Items from an interface collection
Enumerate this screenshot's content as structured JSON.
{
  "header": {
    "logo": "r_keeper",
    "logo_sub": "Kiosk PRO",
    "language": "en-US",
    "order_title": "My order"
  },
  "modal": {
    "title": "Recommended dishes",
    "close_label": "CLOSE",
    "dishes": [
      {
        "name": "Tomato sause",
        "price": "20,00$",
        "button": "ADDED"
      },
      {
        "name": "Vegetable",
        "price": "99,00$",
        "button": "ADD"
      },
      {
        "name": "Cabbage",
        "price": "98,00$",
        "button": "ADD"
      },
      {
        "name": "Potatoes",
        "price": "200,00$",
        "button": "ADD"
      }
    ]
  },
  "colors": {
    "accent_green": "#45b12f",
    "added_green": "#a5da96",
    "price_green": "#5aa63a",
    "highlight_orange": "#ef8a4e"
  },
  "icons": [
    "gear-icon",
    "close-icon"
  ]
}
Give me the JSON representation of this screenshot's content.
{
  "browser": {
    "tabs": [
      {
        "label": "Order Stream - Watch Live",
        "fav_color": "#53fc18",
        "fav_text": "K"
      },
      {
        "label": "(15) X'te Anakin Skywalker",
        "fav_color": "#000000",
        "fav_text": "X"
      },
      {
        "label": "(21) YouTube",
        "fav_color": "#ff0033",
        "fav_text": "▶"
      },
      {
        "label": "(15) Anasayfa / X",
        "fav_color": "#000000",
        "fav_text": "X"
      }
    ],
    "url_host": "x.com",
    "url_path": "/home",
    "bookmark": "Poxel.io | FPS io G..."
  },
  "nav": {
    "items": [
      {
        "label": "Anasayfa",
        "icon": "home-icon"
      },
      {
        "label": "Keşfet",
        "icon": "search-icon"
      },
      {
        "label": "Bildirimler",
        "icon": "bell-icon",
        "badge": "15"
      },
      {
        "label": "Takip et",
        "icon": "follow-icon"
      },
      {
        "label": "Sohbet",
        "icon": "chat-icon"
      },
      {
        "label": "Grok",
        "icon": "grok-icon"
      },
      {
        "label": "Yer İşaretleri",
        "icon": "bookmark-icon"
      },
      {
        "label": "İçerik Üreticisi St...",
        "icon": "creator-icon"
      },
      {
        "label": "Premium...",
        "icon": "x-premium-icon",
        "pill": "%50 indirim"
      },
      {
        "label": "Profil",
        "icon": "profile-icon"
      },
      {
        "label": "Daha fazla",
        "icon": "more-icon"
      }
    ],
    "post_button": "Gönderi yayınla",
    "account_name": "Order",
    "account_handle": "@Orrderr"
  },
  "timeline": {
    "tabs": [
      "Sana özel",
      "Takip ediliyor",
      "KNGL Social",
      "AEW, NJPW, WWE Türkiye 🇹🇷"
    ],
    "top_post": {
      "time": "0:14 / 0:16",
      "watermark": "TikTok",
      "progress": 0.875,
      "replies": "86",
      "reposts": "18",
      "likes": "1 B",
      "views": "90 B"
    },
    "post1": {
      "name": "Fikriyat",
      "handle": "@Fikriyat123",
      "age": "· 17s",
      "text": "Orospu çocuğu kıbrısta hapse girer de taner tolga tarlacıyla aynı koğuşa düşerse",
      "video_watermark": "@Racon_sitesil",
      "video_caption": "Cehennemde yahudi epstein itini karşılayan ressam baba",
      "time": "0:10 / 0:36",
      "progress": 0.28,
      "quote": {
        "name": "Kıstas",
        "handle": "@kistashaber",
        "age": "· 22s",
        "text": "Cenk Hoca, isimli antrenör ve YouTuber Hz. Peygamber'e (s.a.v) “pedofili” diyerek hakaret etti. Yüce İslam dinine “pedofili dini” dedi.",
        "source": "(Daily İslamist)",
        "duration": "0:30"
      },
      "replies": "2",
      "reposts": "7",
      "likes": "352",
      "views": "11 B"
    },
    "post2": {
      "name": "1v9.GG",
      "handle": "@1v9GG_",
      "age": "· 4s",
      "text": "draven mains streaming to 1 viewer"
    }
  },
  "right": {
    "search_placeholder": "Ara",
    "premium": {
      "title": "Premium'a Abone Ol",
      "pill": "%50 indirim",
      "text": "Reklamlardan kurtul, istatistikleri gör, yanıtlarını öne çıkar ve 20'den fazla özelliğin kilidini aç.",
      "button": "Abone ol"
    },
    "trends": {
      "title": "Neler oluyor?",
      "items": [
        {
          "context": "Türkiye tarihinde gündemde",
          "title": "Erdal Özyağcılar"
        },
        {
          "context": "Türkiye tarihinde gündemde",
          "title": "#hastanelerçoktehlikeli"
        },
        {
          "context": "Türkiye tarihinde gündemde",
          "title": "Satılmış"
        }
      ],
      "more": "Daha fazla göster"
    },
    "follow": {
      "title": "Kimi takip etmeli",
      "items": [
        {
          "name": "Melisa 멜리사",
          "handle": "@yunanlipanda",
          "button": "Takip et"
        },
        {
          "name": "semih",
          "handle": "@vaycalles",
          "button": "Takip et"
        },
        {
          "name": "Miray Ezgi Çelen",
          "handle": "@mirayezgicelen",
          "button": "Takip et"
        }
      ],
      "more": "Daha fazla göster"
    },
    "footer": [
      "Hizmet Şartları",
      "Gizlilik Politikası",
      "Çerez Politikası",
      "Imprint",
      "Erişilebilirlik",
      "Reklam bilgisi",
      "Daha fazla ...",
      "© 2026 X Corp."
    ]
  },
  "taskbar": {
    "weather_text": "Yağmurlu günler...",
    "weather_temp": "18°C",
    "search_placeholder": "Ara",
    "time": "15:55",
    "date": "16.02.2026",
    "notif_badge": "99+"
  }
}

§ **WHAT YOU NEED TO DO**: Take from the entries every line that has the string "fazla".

§ **REPLY**:
        "label": "Daha fazla",
      "text": "Reklamlardan kurtul, istatistikleri gör, yanıtlarını öne çıkar ve 20'den fazla özelliğin kilidini aç.",
      "more": "Daha fazla göster"
      "more": "Daha fazla göster"
      "Daha fazla ...",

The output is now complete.